The spiritual and conveyance of mortality comes through within the production’s choreographed movements and exquisite soundscape, tying this aethereal presence into the storytelling – manifesting within the tales the slaves share, principally the reference to the Akan folklore Anansi, a being of knowledge, cunning and significant importance. Composer and Musical Director Sidiki Dembele’s presence onstage honours the production’s value of music, as well as instils the importance of West African and Caribbean instrumentals and storytelling. The language Dembele imbues into the show is as valued as Terera’s writing.
But silence is deafening, utilised to perfection throughout the evening. Nowhere more significant than when marring the audiences’ contentment – a magnificent pairing to Michael Elcock’s combative intermingling with the crowd, jostling them to act, to scream of the vulgar hypocrisies and treatment of slaves.

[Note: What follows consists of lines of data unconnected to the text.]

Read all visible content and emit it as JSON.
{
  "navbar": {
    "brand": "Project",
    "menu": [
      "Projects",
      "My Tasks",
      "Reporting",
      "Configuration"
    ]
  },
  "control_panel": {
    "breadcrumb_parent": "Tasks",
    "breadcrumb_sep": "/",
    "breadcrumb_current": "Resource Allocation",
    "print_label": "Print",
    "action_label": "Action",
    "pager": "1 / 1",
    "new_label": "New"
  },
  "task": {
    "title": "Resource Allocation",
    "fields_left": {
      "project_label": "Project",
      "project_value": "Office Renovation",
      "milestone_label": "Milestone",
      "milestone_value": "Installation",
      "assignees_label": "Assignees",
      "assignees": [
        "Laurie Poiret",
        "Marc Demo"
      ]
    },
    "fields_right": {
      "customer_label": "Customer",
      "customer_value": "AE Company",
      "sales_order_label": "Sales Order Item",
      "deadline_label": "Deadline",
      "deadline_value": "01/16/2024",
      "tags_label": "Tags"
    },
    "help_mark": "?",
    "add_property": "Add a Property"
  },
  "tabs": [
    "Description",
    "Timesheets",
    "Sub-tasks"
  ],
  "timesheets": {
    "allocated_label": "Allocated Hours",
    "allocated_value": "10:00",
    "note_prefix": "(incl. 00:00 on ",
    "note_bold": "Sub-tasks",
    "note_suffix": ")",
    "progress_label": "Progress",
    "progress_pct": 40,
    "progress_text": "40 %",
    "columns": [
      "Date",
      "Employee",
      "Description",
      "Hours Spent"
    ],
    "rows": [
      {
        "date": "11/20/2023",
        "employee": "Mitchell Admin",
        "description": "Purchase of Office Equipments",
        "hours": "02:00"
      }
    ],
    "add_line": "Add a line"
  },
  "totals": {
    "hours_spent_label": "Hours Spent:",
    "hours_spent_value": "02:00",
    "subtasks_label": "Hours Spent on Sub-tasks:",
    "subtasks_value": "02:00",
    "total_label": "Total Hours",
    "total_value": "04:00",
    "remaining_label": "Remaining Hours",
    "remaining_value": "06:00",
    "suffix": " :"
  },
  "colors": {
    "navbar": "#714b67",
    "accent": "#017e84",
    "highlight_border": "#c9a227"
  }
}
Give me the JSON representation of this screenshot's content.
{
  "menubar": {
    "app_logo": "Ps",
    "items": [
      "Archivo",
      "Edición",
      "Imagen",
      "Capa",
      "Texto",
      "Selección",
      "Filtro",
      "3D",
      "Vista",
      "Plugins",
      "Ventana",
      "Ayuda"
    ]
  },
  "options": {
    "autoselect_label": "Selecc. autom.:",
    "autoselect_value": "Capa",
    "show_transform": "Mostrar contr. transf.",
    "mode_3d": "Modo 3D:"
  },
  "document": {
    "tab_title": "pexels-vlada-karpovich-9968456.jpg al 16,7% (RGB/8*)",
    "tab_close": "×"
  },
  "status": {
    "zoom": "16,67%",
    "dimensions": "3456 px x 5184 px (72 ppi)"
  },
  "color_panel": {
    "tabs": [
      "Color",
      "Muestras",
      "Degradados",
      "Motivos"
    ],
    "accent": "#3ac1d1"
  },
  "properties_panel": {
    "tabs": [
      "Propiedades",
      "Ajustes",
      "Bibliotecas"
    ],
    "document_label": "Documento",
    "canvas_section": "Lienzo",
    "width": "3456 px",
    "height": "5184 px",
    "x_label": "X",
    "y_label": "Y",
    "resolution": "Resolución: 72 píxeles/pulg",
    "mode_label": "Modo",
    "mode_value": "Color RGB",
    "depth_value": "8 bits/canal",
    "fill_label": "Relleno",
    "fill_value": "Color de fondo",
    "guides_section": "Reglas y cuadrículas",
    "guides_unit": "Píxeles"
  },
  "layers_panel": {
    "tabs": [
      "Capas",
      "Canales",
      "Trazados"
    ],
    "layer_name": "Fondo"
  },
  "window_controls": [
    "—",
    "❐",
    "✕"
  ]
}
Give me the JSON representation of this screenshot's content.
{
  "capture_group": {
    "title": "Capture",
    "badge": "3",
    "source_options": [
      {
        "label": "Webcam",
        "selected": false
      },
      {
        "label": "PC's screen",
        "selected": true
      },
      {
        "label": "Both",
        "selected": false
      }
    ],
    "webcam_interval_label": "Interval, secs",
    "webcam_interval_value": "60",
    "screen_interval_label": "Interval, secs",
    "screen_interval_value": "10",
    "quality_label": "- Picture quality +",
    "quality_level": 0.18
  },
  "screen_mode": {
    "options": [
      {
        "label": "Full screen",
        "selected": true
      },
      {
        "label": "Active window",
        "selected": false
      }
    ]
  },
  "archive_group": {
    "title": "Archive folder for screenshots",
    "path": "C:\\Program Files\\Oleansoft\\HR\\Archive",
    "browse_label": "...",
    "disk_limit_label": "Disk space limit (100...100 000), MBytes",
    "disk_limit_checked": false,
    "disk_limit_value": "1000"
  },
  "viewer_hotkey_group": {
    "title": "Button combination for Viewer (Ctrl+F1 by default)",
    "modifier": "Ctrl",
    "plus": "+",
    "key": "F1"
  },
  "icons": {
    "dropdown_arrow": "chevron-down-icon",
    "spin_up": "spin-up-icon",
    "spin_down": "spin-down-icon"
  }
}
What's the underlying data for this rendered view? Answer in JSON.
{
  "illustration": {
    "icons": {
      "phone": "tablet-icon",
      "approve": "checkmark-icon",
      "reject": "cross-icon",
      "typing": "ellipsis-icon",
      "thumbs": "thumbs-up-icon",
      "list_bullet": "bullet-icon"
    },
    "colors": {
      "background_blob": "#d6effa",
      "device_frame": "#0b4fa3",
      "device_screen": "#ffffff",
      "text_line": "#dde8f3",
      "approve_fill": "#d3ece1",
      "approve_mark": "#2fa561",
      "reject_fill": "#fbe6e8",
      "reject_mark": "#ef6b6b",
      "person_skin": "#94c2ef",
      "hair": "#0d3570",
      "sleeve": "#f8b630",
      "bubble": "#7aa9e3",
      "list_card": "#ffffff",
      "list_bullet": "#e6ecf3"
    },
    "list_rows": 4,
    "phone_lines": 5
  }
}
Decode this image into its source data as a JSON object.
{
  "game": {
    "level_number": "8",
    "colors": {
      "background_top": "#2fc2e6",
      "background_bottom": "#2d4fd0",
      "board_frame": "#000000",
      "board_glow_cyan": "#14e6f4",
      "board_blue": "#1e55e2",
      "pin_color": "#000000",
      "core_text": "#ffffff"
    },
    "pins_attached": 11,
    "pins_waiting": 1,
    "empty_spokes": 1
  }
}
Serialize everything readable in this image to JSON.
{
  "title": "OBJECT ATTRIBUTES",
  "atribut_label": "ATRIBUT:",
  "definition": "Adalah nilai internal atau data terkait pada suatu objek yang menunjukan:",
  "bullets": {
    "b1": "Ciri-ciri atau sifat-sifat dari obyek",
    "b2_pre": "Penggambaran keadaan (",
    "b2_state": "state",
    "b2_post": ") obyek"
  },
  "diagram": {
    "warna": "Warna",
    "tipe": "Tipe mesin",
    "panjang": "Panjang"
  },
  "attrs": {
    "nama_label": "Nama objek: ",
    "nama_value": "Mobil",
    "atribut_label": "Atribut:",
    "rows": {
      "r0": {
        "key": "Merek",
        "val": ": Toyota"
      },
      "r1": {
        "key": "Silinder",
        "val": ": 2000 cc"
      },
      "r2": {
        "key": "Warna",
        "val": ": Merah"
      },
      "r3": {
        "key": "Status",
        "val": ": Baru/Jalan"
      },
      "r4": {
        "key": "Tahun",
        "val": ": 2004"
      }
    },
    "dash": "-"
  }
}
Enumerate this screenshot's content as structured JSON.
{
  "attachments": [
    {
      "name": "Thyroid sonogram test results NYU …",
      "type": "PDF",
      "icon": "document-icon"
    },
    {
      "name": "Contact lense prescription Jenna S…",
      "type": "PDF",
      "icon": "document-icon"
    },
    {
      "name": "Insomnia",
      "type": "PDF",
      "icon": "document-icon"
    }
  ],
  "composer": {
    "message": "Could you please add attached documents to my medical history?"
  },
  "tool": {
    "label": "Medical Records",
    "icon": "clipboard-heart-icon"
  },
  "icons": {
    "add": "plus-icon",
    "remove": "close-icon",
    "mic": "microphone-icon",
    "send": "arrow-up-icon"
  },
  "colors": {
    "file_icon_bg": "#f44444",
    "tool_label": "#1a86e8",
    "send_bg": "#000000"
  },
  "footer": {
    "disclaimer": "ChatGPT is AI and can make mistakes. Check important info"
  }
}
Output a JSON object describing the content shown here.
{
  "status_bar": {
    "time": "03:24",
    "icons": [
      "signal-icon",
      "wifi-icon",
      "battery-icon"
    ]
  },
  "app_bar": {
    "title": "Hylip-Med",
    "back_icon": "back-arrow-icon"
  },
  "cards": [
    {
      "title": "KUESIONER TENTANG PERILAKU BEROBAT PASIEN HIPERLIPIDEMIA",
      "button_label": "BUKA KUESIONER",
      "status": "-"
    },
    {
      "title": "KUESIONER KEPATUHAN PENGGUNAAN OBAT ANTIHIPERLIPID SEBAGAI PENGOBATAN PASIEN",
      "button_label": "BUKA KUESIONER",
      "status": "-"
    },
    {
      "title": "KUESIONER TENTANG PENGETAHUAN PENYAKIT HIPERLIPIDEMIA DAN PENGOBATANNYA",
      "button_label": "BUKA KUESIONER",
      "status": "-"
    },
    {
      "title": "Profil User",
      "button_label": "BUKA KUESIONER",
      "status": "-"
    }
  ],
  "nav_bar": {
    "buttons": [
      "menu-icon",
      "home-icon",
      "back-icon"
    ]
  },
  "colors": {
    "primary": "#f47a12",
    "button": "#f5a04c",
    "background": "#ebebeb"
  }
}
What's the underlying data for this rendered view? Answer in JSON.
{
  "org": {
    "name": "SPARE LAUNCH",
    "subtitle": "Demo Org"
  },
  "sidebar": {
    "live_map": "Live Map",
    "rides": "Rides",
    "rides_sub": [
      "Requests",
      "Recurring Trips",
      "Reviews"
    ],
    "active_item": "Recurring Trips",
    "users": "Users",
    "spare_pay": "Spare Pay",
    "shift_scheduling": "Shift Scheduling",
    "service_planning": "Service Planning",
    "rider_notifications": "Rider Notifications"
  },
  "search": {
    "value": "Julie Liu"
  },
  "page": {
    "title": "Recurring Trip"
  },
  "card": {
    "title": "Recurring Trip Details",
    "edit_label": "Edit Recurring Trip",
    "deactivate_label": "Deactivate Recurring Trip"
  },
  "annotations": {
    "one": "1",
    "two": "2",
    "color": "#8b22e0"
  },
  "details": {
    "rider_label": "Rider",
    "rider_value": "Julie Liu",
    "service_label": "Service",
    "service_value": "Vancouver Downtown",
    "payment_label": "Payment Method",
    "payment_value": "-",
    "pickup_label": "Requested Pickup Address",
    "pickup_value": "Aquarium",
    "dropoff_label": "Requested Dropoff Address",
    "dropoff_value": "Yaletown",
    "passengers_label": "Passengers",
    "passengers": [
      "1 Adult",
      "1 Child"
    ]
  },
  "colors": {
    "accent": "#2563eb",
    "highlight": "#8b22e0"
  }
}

The audible gulp is excruciating. The noise of an audience swallowing their guilt, knowing they should cry out, choking on their remorse is excruciatingly powerful.
But Terera’s work is not solely a shattering of the frosted perceptions audiences have surrounding slavery, it seeks not to sift in the agony of history and instead offer autonomy to the forgotten, and the loudest voice sits not with the men or the lawyers, but in the spirit of the Spider God herself, with the women on stage. Kiera Lester, Bethan Mary-James, and Alice Vilanculo provide a distinctive presence to the production’s second half, a more nuanced approach than the more bombastic, though no-less effective mannerisms and words of Higgins, Terera or Elcock.
The three morph the dimensions of the space, engorging its stretch beyond the realms of superficial storytelling and lifting the stone and masonry of the theatre away. And as eloquent as Terera’s writing has been, his direction of Lester through the story of the slave who clung to the Ships’ side is a transformative sequence of distinction. The aerial dynamics as Lester is thrown from the ship, and the siren calls of her drowned sisters, children and brothers are a deceptive call to this desperate woman.
Jean Chan’s set & costume design translates additional dimensions – as the courthouse rafters make way to the timbers of the Zong itself, before framing Mary-James or Vilanculo in the illusionary skeleton of the ship, a coffin, sunken to the depths of the oceans. But despite these impressive set dressings, which utilise a sizable chunk of the Lyceum’s stage space, they are cleverly used – instead of relying more on the scraps of wood and hollow drums to aid in character communications.
A masterstroke execution on the putrid legacy of slavery, the turned faces, the swallowed tongues and the backs and bones which laid the figurative, and literal, foundations of the country – The Meaning of Zong deserves a full house every night. And not solely as a tool to educate and enlighten, it deserves recognition for its masterfully adept stagecraft and storytelling techniques. Audiences owe it to themselves, and to millions of others to engage with these stories; stories the world needs to hear, to parry the lessons we fail to heed. A resonating achievement, poignant and glistening with brilliance.
The Meaning of Zong runs at the Royal Lyceum from April 13th – 23rd. Tickets for which can be obtained here.